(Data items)
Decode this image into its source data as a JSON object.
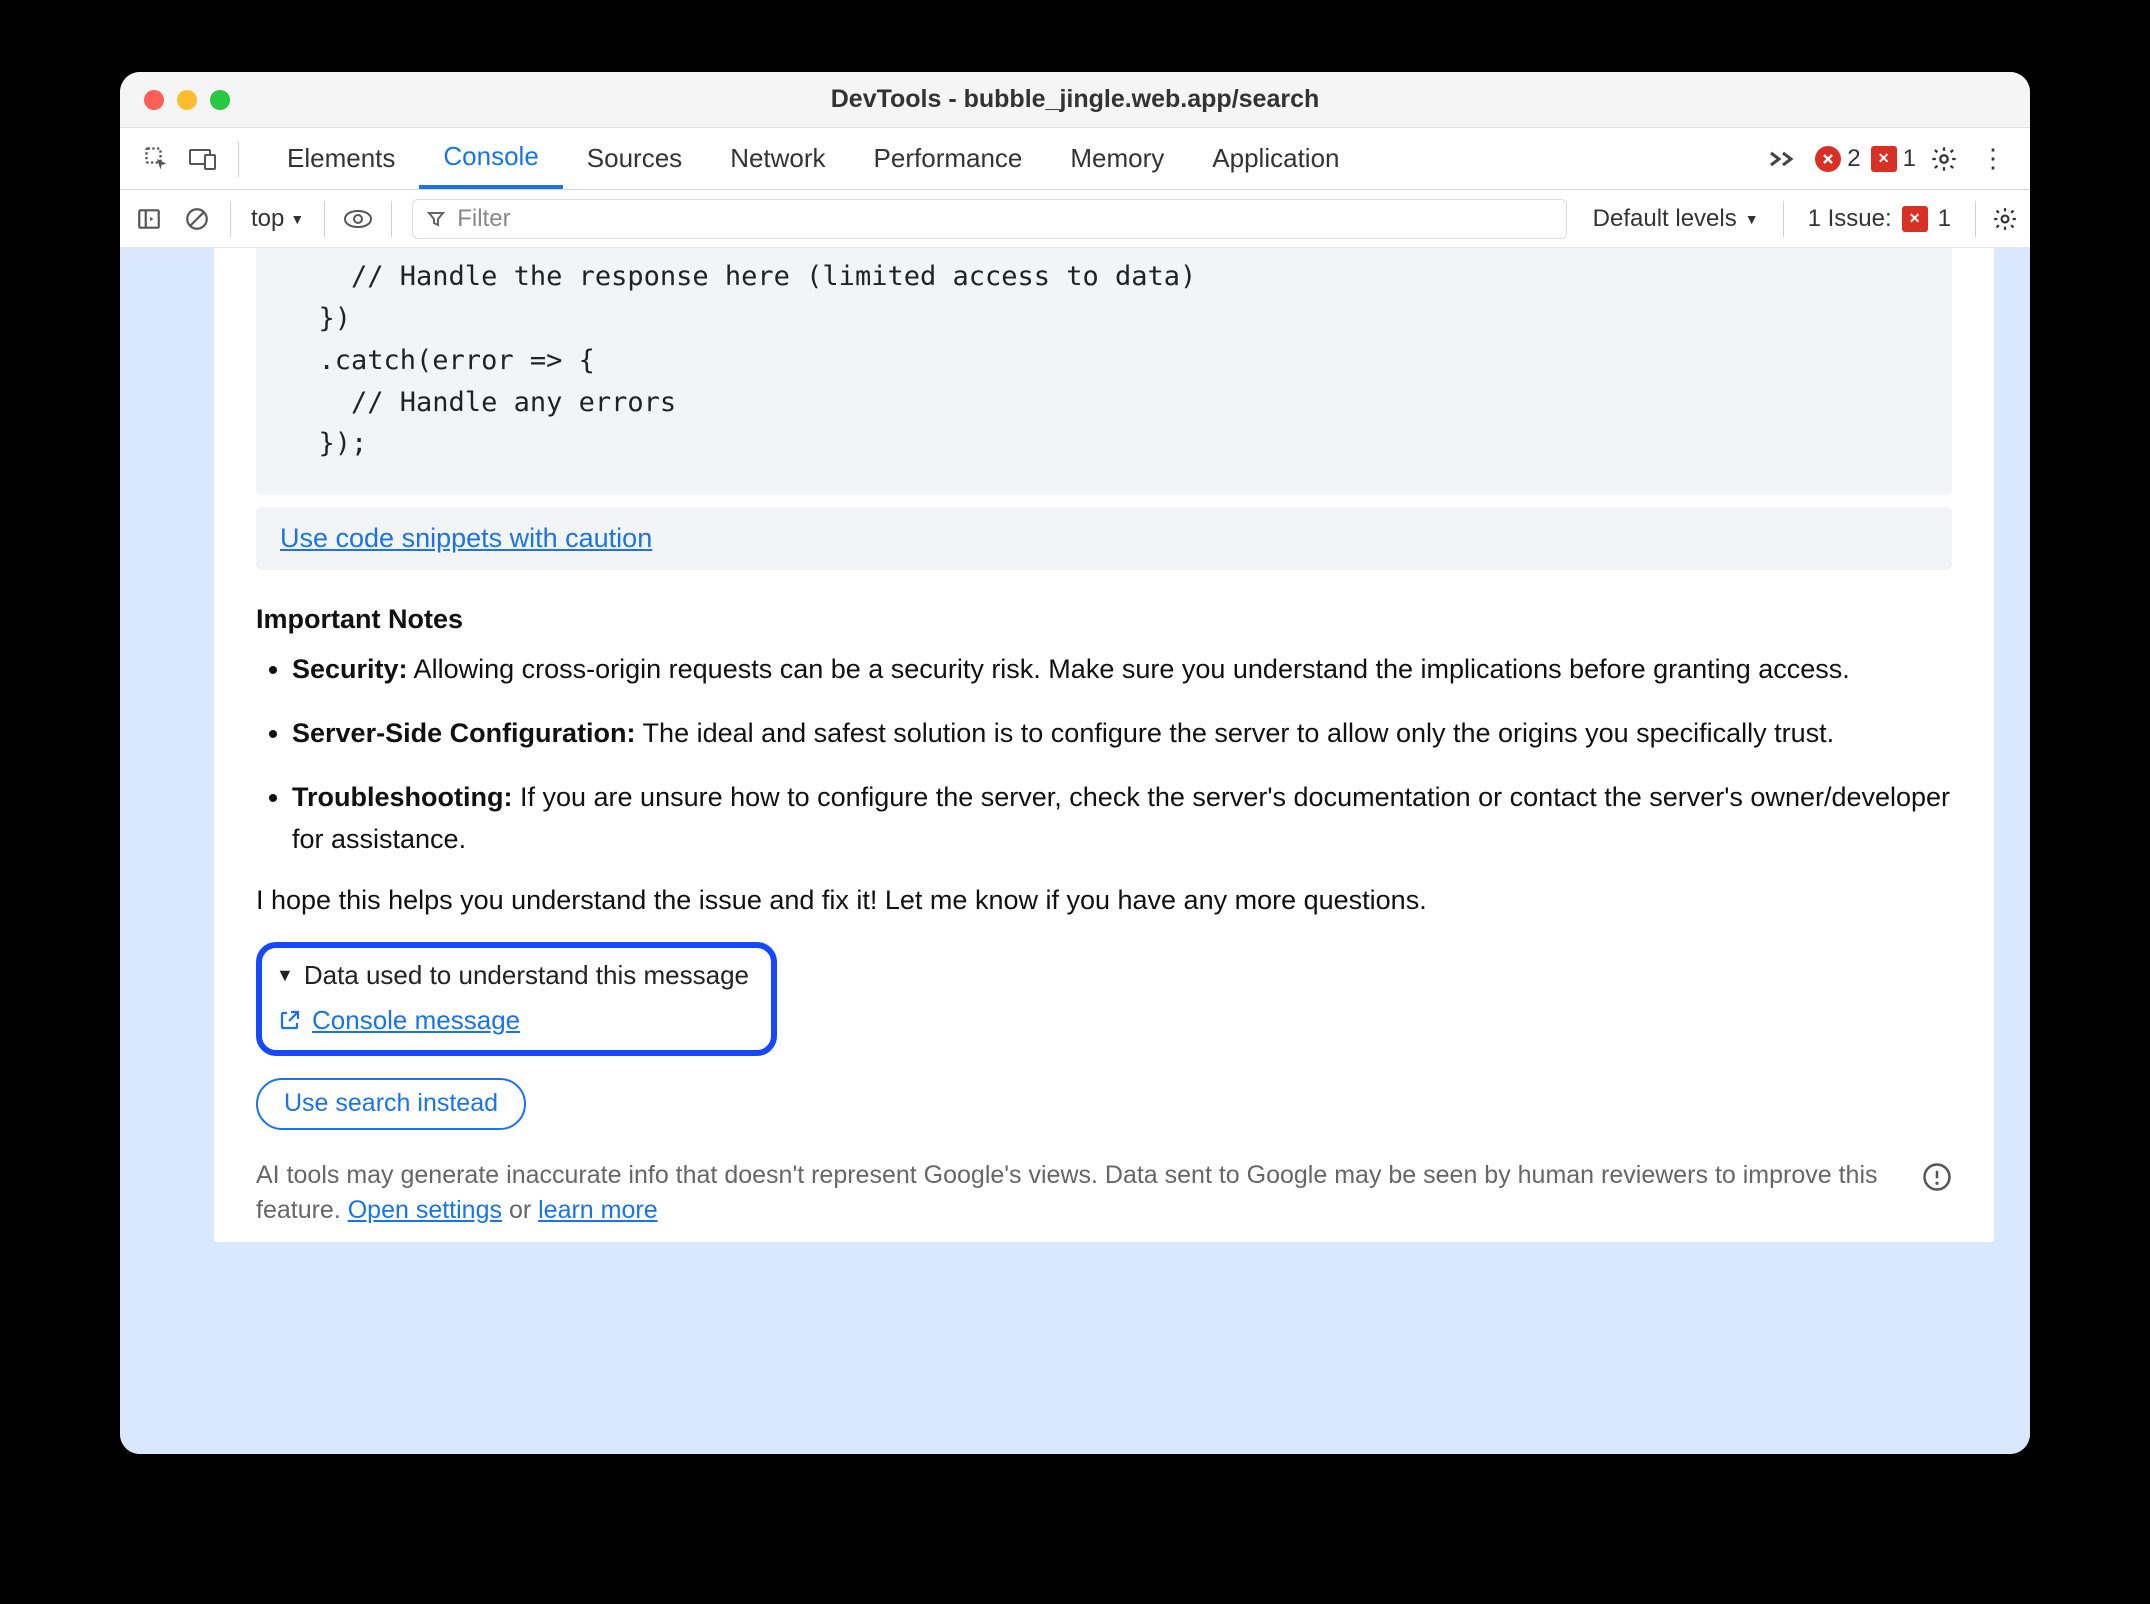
{
  "window": {
    "title": "DevTools - bubble_jingle.web.app/search"
  },
  "tabs": {
    "items": [
      "Elements",
      "Console",
      "Sources",
      "Network",
      "Performance",
      "Memory",
      "Application"
    ],
    "active_index": 1
  },
  "toolbar_right": {
    "error_count": "2",
    "issue_count": "1"
  },
  "subbar": {
    "context": "top",
    "filter_placeholder": "Filter",
    "levels": "Default levels",
    "issues_label": "1 Issue:",
    "issues_count": "1"
  },
  "content": {
    "code": "    // Handle the response here (limited access to data)\n  })\n  .catch(error => {\n    // Handle any errors\n  });",
    "caution_link": "Use code snippets with caution",
    "notes_heading": "Important Notes",
    "notes": [
      {
        "bold": "Security:",
        "text": " Allowing cross-origin requests can be a security risk. Make sure you understand the implications before granting access."
      },
      {
        "bold": "Server-Side Configuration:",
        "text": " The ideal and safest solution is to configure the server to allow only the origins you specifically trust."
      },
      {
        "bold": "Troubleshooting:",
        "text": " If you are unsure how to configure the server, check the server's documentation or contact the server's owner/developer for assistance."
      }
    ],
    "closing": "I hope this helps you understand the issue and fix it! Let me know if you have any more questions.",
    "data_used_summary": "Data used to understand this message",
    "console_message_link": "Console message",
    "suggest_button": "Use search instead",
    "disclaimer_pre": "AI tools may generate inaccurate info that doesn't represent Google's views. Data sent to Google may be seen by human reviewers to improve this feature. ",
    "disclaimer_link1": "Open settings",
    "disclaimer_mid": " or ",
    "disclaimer_link2": "learn more"
  }
}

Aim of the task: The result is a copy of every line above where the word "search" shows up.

Task result:
    "title": "DevTools - bubble_jingle.web.app/search"
    "suggest_button": "Use search instead",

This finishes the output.